- [The problem] Copy each line below in which the string "title" occurs.

- [Data to use]
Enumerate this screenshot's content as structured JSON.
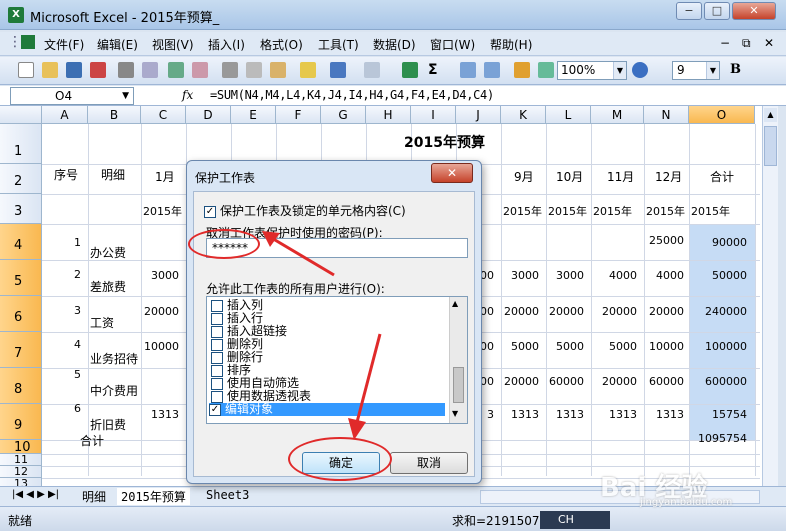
{
  "window": {
    "title": "Microsoft Excel - 2015年预算_",
    "app_icon": "X",
    "minimize": "−",
    "restore": "□",
    "close": "✕"
  },
  "menu": {
    "items": [
      "文件(F)",
      "编辑(E)",
      "视图(V)",
      "插入(I)",
      "格式(O)",
      "工具(T)",
      "数据(D)",
      "窗口(W)",
      "帮助(H)"
    ]
  },
  "toolbar": {
    "zoom": "100%",
    "font_size": "9",
    "bold": "B",
    "sum_symbol": "Σ"
  },
  "formula_bar": {
    "name_box": "O4",
    "fx": "fx",
    "formula": "=SUM(N4,M4,L4,K4,J4,I4,H4,G4,F4,E4,D4,C4)"
  },
  "columns": [
    "A",
    "B",
    "C",
    "D",
    "E",
    "F",
    "G",
    "H",
    "I",
    "J",
    "K",
    "L",
    "M",
    "N",
    "O"
  ],
  "rows": [
    "1",
    "2",
    "3",
    "4",
    "5",
    "6",
    "7",
    "8",
    "9",
    "10",
    "11",
    "12",
    "13"
  ],
  "sheet": {
    "title": "2015年预算",
    "seq_header": "序号",
    "detail_header": "明细",
    "month_headers": {
      "c": "1月",
      "j": "9月",
      "k": "10月",
      "l": "11月",
      "m": "12月",
      "total": "合计"
    },
    "year_label": "2015年",
    "data_rows": [
      {
        "seq": "1",
        "name": "办公费",
        "c": "",
        "d": "",
        "j": "",
        "k": "",
        "l": "",
        "m": "",
        "n": "25000",
        "o": "90000"
      },
      {
        "seq": "2",
        "name": "差旅费",
        "c": "3000",
        "d": "",
        "j": "00",
        "k": "3000",
        "l": "3000",
        "m": "4000",
        "n": "4000",
        "o": "50000"
      },
      {
        "seq": "3",
        "name": "工资",
        "c": "20000",
        "d": "",
        "j": "00",
        "k": "20000",
        "l": "20000",
        "m": "20000",
        "n": "20000",
        "o": "240000"
      },
      {
        "seq": "4",
        "name": "业务招待",
        "c": "10000",
        "d": "",
        "j": "00",
        "k": "5000",
        "l": "5000",
        "m": "5000",
        "n": "10000",
        "o": "100000"
      },
      {
        "seq": "5",
        "name": "中介费用",
        "c": "",
        "d": "",
        "j": "00",
        "k": "20000",
        "l": "60000",
        "m": "20000",
        "n": "60000",
        "o": "600000"
      },
      {
        "seq": "6",
        "name": "折旧费",
        "c": "1313",
        "d": "",
        "j": "3",
        "k": "1313",
        "l": "1313",
        "m": "1313",
        "n": "1313",
        "o": "15754"
      }
    ],
    "total_label": "合计",
    "grand_total": "1095754"
  },
  "sheet_tabs": [
    "明细",
    "2015年预算",
    "Sheet3"
  ],
  "status": {
    "ready": "就绪",
    "sum": "求和=2191507",
    "ime": "CH",
    "watermark": "Bai 经验",
    "watermark_url": "jingyan.baidu.com"
  },
  "dialog": {
    "title": "保护工作表",
    "close": "✕",
    "protect_label": "保护工作表及锁定的单元格内容(C)",
    "password_label": "取消工作表保护时使用的密码(P):",
    "password_value": "******",
    "allow_label": "允许此工作表的所有用户进行(O):",
    "permissions": [
      "插入列",
      "插入行",
      "插入超链接",
      "删除列",
      "删除行",
      "排序",
      "使用自动筛选",
      "使用数据透视表",
      "编辑对象"
    ],
    "checked": [
      false,
      false,
      false,
      false,
      false,
      false,
      false,
      false,
      true
    ],
    "ok": "确定",
    "cancel": "取消"
  }
}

- [Your solution]
    "title": "Microsoft Excel - 2015年预算_",
    "title": "2015年预算",
    "title": "保护工作表",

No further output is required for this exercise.